These seasonal cues serve as visual anchors. They help us in becoming aware of time and its passing. We learn to see time as limited and precious. Over two days and 365 miles, we experience the most beautiful fall color drive. Rain from the day before has left the forest wet and fragrant — perfumed with the aroma of time. Summer wildflowers have bowed down, their color replaced with new brilliant hues of turning underbrush and fern. To each season its own glory.
We’ve lived here nearly six years, yet only now have I become familiar with the seasons of Colorado. As I grow aware, they’re serving as consistent anchors throughout the year.
I assume we’ll take this drive, or another like it, a year from now. It will become one of our seasonal traditions tethered to visuals in nature. In May, we seek out migrating birds and celebrate the opening day of shed hunting by wandering through the forest searching for abandoned antlers. June finds us meandering meadows identifying wildflowers. In September, we venture into Rocky Mountain National Park to listen to the elk, now in “rut season,” bugling across meadows. In October, we seek out fall colors. In December, we don boots and snow pants, trudging into knee-deep snow to cut down a Christmas tree.
These seasonal traditions connect us with the land. They foster a sense of belonging. “Home” becomes a synonym for flowers, trees, scents, colors, weather, and familiarity. The seasons tie our activities to an agenda more significant than our own.
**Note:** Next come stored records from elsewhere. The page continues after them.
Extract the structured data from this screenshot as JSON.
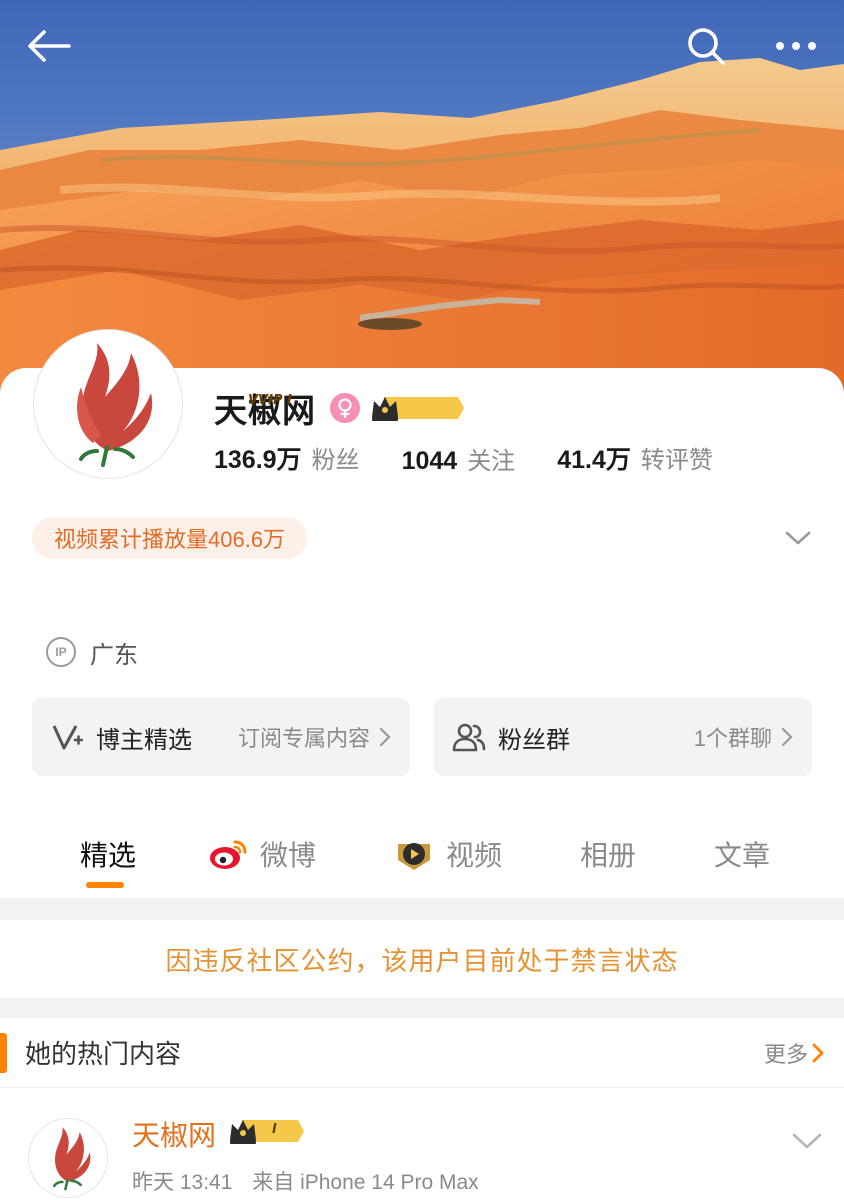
{
  "header": {
    "back_icon": "arrow-left-icon",
    "search_icon": "search-icon",
    "more_icon": "more-dots-icon",
    "banner_icon": "landscape-banner"
  },
  "profile": {
    "name": "天椒网",
    "gender_icon": "female-icon",
    "gender_color": "#f58fb3",
    "vip_badge": "VVIP I",
    "stats": [
      {
        "value": "136.9万",
        "label": "粉丝"
      },
      {
        "value": "1044",
        "label": "关注"
      },
      {
        "value": "41.4万",
        "label": "转评赞"
      }
    ],
    "video_plays": "视频累计播放量406.6万",
    "ip_icon": "IP",
    "ip_location": "广东"
  },
  "features": {
    "left": {
      "title": "博主精选",
      "subtitle": "订阅专属内容"
    },
    "right": {
      "title": "粉丝群",
      "subtitle": "1个群聊"
    }
  },
  "tabs": [
    {
      "label": "精选",
      "active": true
    },
    {
      "label": "微博"
    },
    {
      "label": "视频"
    },
    {
      "label": "相册"
    },
    {
      "label": "文章"
    }
  ],
  "notice": "因违反社区公约，该用户目前处于禁言状态",
  "hot": {
    "title": "她的热门内容",
    "more": "更多"
  },
  "post": {
    "author": "天椒网",
    "badge": "I",
    "time": "昨天 13:41",
    "source": "来自 iPhone 14 Pro Max"
  },
  "colors": {
    "accent": "#ff8200",
    "notice": "#e69132",
    "sky": "#5f86c9",
    "mountain_orange": "#f08a3c"
  }
}
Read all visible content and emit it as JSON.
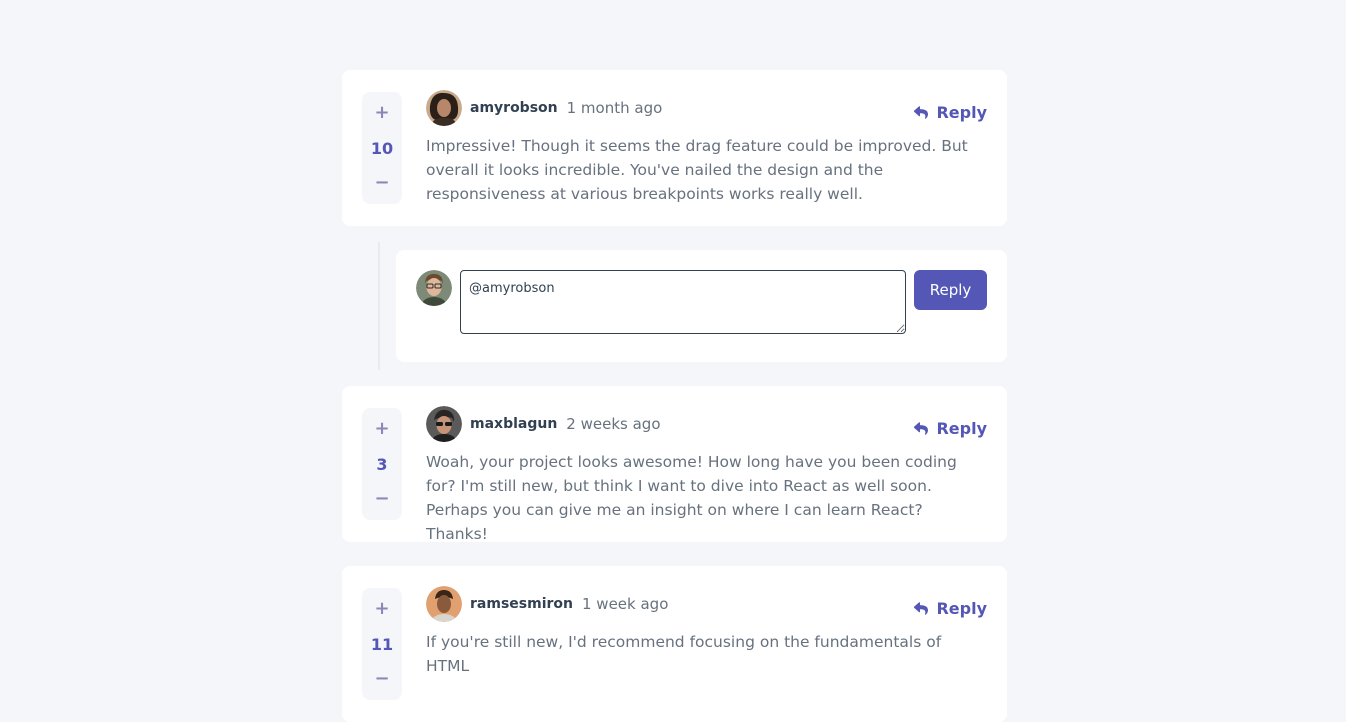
{
  "comments": [
    {
      "score": "10",
      "username": "amyrobson",
      "time": "1 month ago",
      "reply_label": "Reply",
      "body": "Impressive! Though it seems the drag feature could be improved. But overall it looks incredible. You've nailed the design and the responsiveness at various breakpoints works really well."
    },
    {
      "score": "3",
      "username": "maxblagun",
      "time": "2 weeks ago",
      "reply_label": "Reply",
      "body": "Woah, your project looks awesome! How long have you been coding for? I'm still new, but think I want to dive into React as well soon. Perhaps you can give me an insight on where I can learn React? Thanks!"
    },
    {
      "score": "11",
      "username": "ramsesmiron",
      "time": "1 week ago",
      "reply_label": "Reply",
      "body": "If you're still new, I'd recommend focusing on the fundamentals of HTML"
    }
  ],
  "reply_form": {
    "value": "@amyrobson",
    "send_label": "Reply"
  },
  "vote": {
    "plus": "+",
    "minus": "−"
  },
  "colors": {
    "background": "#f5f6fa",
    "accent": "#5457b6",
    "text": "#67727e",
    "username": "#324152"
  },
  "icons": [
    "reply-arrow-icon",
    "avatar-amyrobson",
    "avatar-juliusomo",
    "avatar-maxblagun",
    "avatar-ramsesmiron"
  ]
}
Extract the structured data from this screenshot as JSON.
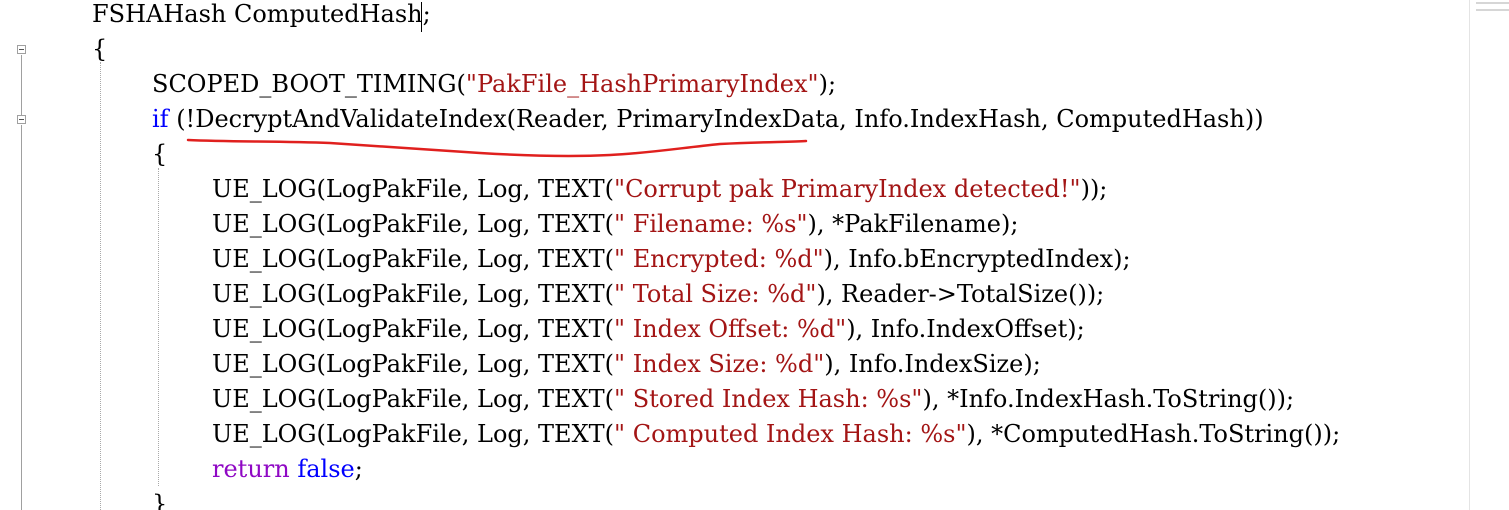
{
  "editor": {
    "lines": [
      {
        "indent": "    ",
        "tokens": [
          {
            "t": "FSHAHash ComputedHash;",
            "c": "type"
          }
        ]
      },
      {
        "indent": "    ",
        "tokens": [
          {
            "t": "{",
            "c": "type"
          }
        ]
      },
      {
        "indent": "        ",
        "tokens": [
          {
            "t": "SCOPED_BOOT_TIMING(",
            "c": "type"
          },
          {
            "t": "\"PakFile_HashPrimaryIndex\"",
            "c": "str"
          },
          {
            "t": ");",
            "c": "type"
          }
        ]
      },
      {
        "indent": "        ",
        "tokens": [
          {
            "t": "if",
            "c": "kw"
          },
          {
            "t": " (!DecryptAndValidateIndex(Reader, PrimaryIndexData, Info.IndexHash, ComputedHash))",
            "c": "type"
          }
        ]
      },
      {
        "indent": "        ",
        "tokens": [
          {
            "t": "{",
            "c": "type"
          }
        ]
      },
      {
        "indent": "            ",
        "tokens": [
          {
            "t": "UE_LOG(LogPakFile, Log, TEXT(",
            "c": "type"
          },
          {
            "t": "\"Corrupt pak PrimaryIndex detected!\"",
            "c": "str"
          },
          {
            "t": "));",
            "c": "type"
          }
        ]
      },
      {
        "indent": "            ",
        "tokens": [
          {
            "t": "UE_LOG(LogPakFile, Log, TEXT(",
            "c": "type"
          },
          {
            "t": "\" Filename: %s\"",
            "c": "str"
          },
          {
            "t": "), *PakFilename);",
            "c": "type"
          }
        ]
      },
      {
        "indent": "            ",
        "tokens": [
          {
            "t": "UE_LOG(LogPakFile, Log, TEXT(",
            "c": "type"
          },
          {
            "t": "\" Encrypted: %d\"",
            "c": "str"
          },
          {
            "t": "), Info.bEncryptedIndex);",
            "c": "type"
          }
        ]
      },
      {
        "indent": "            ",
        "tokens": [
          {
            "t": "UE_LOG(LogPakFile, Log, TEXT(",
            "c": "type"
          },
          {
            "t": "\" Total Size: %d\"",
            "c": "str"
          },
          {
            "t": "), Reader->TotalSize());",
            "c": "type"
          }
        ]
      },
      {
        "indent": "            ",
        "tokens": [
          {
            "t": "UE_LOG(LogPakFile, Log, TEXT(",
            "c": "type"
          },
          {
            "t": "\" Index Offset: %d\"",
            "c": "str"
          },
          {
            "t": "), Info.IndexOffset);",
            "c": "type"
          }
        ]
      },
      {
        "indent": "            ",
        "tokens": [
          {
            "t": "UE_LOG(LogPakFile, Log, TEXT(",
            "c": "type"
          },
          {
            "t": "\" Index Size: %d\"",
            "c": "str"
          },
          {
            "t": "), Info.IndexSize);",
            "c": "type"
          }
        ]
      },
      {
        "indent": "            ",
        "tokens": [
          {
            "t": "UE_LOG(LogPakFile, Log, TEXT(",
            "c": "type"
          },
          {
            "t": "\" Stored Index Hash: %s\"",
            "c": "str"
          },
          {
            "t": "), *Info.IndexHash.ToString());",
            "c": "type"
          }
        ]
      },
      {
        "indent": "            ",
        "tokens": [
          {
            "t": "UE_LOG(LogPakFile, Log, TEXT(",
            "c": "type"
          },
          {
            "t": "\" Computed Index Hash: %s\"",
            "c": "str"
          },
          {
            "t": "), *ComputedHash.ToString());",
            "c": "type"
          }
        ]
      },
      {
        "indent": "            ",
        "tokens": [
          {
            "t": "return",
            "c": "kw-purple"
          },
          {
            "t": " ",
            "c": "type"
          },
          {
            "t": "false",
            "c": "kw"
          },
          {
            "t": ";",
            "c": "type"
          }
        ]
      },
      {
        "indent": "        ",
        "tokens": [
          {
            "t": "}",
            "c": "type"
          }
        ]
      }
    ]
  },
  "colors": {
    "keyword": "#0000ff",
    "return_keyword": "#8f08c4",
    "string": "#a31515",
    "text": "#000000",
    "annotation_underline": "#e0201e"
  },
  "icons": {
    "fold_marker": "collapse-minus-icon"
  }
}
They teach us that change is ok. Encouraging our kids to notice details as small as a shift in temperature or a leaf bidding its branch farewell, perhaps they’ll become more aware of God’s workings in their lives.
I pray these cyclical, dependable rhythms of my kids’ childhoods will develop in them a sense of security and belonging. May it point them to a Creator who gives new mercies every morning — a Creator who will remain faithful even after the earth ceases to spin. In the consistent engineering of nature and its cadence that keeps time, may they discover a God who has an incredible design for their lives. In autumn’s haste to shed its leaves, I want my kids to discover the beauty of change — that it doesn’t have to be scary. Just like the shifting of seasons, change can hold a crucial and beautiful purpose in our lives. As we bow before our Maker, He will use times of transition and even uncertainty to bring about His brilliant transformation in our souls.
“He made the moon for the seasons;
The sun knows the place of its setting.” Psalm 104:19
Raising kids stirs something deep in our souls — an innate knowing that our time is finite. Taking my kids outside in creation, I’m discovering how to stretch our time and pack it to the brim with meaning. God’s creativity provides the riches of resources for teaching the next generation who He is and how He loves us. Join our adventure and discover inspiration and resources for refusing rush, creating habits of rest, living intentionally, and making the most of this beautiful life!